Thanks to a carbon audit by the University of Central Lancashire’s Making Carbon Work (MaCaW) project and a grant part-funded by the European Regional Development Fund (ERDF), catering supplier Whitewells is exiting the pandemic a more efficient, effective and low carbon business than it entered it.
Whitewells Catering Supplies Ltd has been supplying restaurants, schools and businesses in Morecambe and across Lancashire with fresh produce and catering goods since 1942. In March 2019, the family-owned company asked us to carry out a free audit of its business to identify ways of reducing its carbon footprint. But then, with the audit complete and major opportunities identified, the pandemic struck.
“Virtually overnight our industry went from supplying lots of customers to having shelves of stock and almost no one to sell it to,” explains Whitewells’ Sales and Marketing Manager, Jamie Wright. With the realities of pandemic survival to face, carbon reduction was put on hold but as the picture improved, Jamie returned to his carbon assessment.
The carbon report
Due to the nature of the site the Auditors were able to provide in depth analysis of all energy using equipment. “The level of detail was impressive,” Jamie explains. “The project shared with us an itemised report detailing every lightbulb and piece of office equipment and it tells you exactly how much electricity each item is using and what carbon is being generated. I was impressed with the precision and depth of that. It’s quite surprising – and sobering – to see just how much carbon even a computer screen can generate in a year, and every gramme and kilogramme of carbon equates to money you’re spending.”
The report identified two key areas for improvement: the company’s refrigeration and lighting. “Our fridges and lights are on all day so we knew those would be the most energy intensive parts of the business.”
Grant-supported business efficiency
By completing the carbon saving analysis with MaCaW, Whitewells were able to access the MaCaW grant process. Through it, the company could apply for a grant of up to £15,000 which they could match fund 50% . We supported the business with its application for 50% funding of an £8,800 project to replace ageing lighting and consolidate refrigerator space. Funding was approved in summer 2020.
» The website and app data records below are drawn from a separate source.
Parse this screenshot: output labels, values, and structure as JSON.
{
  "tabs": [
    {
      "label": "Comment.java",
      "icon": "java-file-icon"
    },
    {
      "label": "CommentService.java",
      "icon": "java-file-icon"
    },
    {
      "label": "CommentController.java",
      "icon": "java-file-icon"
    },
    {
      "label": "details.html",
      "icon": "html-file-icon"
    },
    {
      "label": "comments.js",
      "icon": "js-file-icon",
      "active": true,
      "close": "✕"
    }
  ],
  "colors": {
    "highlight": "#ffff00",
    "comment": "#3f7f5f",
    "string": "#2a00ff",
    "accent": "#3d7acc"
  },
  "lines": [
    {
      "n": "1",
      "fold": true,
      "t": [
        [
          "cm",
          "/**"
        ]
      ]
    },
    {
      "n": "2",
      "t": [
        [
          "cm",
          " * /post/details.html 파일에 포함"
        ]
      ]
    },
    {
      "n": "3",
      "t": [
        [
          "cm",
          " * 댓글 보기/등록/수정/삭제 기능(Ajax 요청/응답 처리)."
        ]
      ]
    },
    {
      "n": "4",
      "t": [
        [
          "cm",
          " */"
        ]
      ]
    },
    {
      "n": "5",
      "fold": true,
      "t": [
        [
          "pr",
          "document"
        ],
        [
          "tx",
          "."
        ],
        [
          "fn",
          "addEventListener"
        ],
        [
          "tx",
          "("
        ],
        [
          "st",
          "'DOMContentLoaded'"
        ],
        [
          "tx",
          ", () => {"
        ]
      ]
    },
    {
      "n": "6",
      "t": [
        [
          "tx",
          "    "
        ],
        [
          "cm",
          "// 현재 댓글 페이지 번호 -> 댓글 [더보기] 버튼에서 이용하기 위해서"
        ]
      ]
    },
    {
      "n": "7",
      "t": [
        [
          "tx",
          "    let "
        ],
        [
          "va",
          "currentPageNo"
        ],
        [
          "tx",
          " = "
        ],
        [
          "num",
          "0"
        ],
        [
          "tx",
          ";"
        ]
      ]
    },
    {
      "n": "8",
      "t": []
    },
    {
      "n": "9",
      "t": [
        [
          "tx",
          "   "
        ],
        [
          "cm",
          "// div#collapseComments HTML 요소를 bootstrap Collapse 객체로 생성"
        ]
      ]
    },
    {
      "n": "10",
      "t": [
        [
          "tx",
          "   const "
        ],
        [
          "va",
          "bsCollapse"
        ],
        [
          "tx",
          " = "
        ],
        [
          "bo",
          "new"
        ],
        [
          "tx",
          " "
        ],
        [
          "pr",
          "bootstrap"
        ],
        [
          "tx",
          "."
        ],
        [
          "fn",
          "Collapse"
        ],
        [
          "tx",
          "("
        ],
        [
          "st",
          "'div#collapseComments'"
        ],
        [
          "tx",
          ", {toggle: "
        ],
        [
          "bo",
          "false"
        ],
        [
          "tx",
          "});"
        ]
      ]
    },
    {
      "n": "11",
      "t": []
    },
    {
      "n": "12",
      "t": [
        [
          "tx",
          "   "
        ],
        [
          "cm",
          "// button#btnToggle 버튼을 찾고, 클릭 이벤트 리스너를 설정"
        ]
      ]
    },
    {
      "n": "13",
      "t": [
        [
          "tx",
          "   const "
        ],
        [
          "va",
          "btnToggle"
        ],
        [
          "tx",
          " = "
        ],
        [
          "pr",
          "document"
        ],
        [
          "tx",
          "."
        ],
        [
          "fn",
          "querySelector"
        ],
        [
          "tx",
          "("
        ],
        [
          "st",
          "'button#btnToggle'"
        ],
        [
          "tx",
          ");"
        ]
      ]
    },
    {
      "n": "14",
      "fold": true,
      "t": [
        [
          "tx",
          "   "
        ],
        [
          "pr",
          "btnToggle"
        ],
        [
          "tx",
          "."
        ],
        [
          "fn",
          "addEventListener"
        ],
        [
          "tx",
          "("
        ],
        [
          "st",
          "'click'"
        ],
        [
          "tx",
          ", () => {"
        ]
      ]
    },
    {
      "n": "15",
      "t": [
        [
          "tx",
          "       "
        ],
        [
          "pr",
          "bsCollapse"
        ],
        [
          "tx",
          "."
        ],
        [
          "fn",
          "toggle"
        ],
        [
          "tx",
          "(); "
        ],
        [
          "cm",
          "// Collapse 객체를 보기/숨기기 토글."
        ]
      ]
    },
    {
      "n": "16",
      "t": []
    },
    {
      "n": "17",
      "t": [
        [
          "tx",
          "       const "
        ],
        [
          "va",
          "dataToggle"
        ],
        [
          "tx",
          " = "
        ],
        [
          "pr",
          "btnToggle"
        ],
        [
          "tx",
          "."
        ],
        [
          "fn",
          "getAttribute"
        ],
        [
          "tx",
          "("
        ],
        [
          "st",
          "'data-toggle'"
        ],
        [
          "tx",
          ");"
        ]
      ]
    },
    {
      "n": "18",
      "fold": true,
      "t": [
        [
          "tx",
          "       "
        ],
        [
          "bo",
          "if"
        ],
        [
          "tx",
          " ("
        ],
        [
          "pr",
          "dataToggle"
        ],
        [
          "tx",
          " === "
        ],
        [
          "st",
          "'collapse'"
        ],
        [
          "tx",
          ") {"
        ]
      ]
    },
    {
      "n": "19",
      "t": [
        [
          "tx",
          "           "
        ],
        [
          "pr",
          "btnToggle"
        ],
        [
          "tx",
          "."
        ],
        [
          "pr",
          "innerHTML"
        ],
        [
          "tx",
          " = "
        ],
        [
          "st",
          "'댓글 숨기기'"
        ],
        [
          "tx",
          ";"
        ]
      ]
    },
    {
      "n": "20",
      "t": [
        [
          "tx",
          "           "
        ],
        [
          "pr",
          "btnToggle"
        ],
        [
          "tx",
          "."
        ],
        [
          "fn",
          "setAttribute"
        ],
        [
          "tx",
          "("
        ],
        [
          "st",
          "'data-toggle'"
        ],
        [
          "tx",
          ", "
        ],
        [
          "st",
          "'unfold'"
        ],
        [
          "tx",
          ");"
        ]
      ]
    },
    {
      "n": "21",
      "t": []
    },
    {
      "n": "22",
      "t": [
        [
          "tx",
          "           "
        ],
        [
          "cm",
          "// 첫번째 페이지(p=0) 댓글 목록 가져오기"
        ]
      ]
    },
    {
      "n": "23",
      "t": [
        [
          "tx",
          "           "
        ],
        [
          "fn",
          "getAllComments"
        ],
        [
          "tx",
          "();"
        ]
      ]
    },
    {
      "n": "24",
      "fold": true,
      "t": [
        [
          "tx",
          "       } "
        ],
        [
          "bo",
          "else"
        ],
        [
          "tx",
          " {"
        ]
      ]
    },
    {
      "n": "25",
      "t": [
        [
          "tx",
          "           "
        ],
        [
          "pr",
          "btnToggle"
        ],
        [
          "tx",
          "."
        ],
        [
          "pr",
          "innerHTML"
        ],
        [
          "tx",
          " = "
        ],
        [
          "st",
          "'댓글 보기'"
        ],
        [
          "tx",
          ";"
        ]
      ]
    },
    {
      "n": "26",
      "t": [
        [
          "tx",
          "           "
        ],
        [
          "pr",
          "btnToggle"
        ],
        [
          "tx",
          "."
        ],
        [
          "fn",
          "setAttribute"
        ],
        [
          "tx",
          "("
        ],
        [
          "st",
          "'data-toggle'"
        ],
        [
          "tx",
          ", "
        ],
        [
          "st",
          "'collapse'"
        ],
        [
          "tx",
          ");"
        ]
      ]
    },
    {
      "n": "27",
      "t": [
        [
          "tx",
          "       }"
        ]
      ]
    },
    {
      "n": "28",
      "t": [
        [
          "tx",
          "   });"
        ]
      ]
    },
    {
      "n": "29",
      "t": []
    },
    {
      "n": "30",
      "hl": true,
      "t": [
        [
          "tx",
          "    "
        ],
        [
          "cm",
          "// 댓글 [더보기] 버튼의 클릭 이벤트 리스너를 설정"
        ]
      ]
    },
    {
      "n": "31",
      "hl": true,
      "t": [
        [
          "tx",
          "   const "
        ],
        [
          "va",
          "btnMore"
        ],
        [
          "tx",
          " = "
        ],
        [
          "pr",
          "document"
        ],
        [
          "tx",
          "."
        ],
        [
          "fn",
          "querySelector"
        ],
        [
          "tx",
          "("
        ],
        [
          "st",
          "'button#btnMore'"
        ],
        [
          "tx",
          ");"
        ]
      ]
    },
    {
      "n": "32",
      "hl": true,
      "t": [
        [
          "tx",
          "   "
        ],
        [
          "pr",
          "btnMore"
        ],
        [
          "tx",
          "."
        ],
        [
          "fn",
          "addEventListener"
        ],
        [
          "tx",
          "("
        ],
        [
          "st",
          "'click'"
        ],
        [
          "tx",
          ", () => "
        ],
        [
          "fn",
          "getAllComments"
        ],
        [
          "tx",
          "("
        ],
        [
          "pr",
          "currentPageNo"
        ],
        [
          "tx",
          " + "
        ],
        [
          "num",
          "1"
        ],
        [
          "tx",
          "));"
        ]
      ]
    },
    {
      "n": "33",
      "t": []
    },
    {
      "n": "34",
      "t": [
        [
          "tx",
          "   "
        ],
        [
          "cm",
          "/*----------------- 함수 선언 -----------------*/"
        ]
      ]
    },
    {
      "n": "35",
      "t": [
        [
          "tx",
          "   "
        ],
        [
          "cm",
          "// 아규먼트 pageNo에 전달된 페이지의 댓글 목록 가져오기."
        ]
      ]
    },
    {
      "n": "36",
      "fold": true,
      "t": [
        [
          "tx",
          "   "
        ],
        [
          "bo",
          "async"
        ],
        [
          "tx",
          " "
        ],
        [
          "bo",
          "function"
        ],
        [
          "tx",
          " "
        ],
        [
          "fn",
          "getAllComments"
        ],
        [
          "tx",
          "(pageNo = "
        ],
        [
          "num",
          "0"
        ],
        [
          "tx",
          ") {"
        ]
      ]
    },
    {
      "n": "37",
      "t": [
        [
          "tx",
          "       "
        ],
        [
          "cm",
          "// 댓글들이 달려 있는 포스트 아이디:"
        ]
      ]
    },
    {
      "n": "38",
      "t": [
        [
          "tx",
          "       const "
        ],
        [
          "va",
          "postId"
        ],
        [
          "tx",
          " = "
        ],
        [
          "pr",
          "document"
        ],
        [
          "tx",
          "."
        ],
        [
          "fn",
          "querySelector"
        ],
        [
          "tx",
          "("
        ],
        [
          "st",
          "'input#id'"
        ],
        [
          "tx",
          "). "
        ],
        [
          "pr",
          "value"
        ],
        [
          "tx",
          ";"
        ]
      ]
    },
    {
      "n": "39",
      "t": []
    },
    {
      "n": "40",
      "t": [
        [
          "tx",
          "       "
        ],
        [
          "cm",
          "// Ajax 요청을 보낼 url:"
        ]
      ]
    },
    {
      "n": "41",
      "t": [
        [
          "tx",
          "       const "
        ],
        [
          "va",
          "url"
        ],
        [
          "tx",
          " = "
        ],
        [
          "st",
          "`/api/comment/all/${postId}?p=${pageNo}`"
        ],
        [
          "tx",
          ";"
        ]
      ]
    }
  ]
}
“We ended up replacing seven smaller fridges – one of which was around 30 years old – with one much bigger and more efficient cold room for perishables,” Jamie explains. “That has pretty much trebled our storage capacity and made us much more efficient. Now I can buy a full pallet of a product and enjoy the economies of scale that brings. We’re also able to deliver a better service to our customers, with stock available on hand that we might not have had previously, simply because we didn’t have room for it.”
It’s a similar story with the lighting. “Some of our lighting wasn’t very effective – not just from an energy perspective but in terms of the quality and positioning of the lights. Using new sensor-activated LEDs to rationalise light levels across the warehouse has created a much better working environment for staff – and although we always worked safely, the improved lighting enhances that.”
Cutting carbon. Cutting costs
The equipment purchased utilising the MaCaW grant will generate emissions savings totalling 4.39 tonnes of CO2e per year, with a reduction in energy costs of approx. 10-15%. Jamie has yet to see the full energy savings picture (“we really need a full year under our belt and it’s difficult to compare this year with last”) but a figure anywhere in that ballpark, combined with the increased storage capacity, would leave him “very happy”.
Perhaps the biggest difference of all has been the pace of change enabled by the assessment and grant. “We would have had to make changes relatively soon, if only from a business efficiency perspective,” Jamie clarifies, “but it may well not have happened for a couple of years yet. The grant has enabled us to move faster – and that has meant we’ve become a more efficient, more effective business faster than we would have done. It’s not just the money we’ve saved with the grant that counts. The grant has also enabled additional years of efficiency savings we wouldn’t otherwise have had.”
The changes have meant Whitewells is well-placed to respond to the return of something closer to business as usual. “Things have bounced back very quickly,” Jamie confirms, “and our customers aren’t even at full capacity yet.”
A “no brainer”
Jamie doesn’t have to think hard about his recommendation. “Everyone at MaCaW has been great,” he says. “It’s been brilliant from a commercial point of view because we’ve trebled our chilled storage and effectively only paid for half of that. As a result we’ve increased the quality of our operation, also for half the cost. And as a result of that we’ve reduced our carbon footprint. It really is a no brainer.”
To explore how MaCaW could help your business cut carbon and costs, contact us.
MaCaW is a University of Central Lancashire (UCLan) project, an industry and academic collaboration funded by the European Regional Development Fund (ERDF) and supported by Boost, Lancashire’s business growth hub.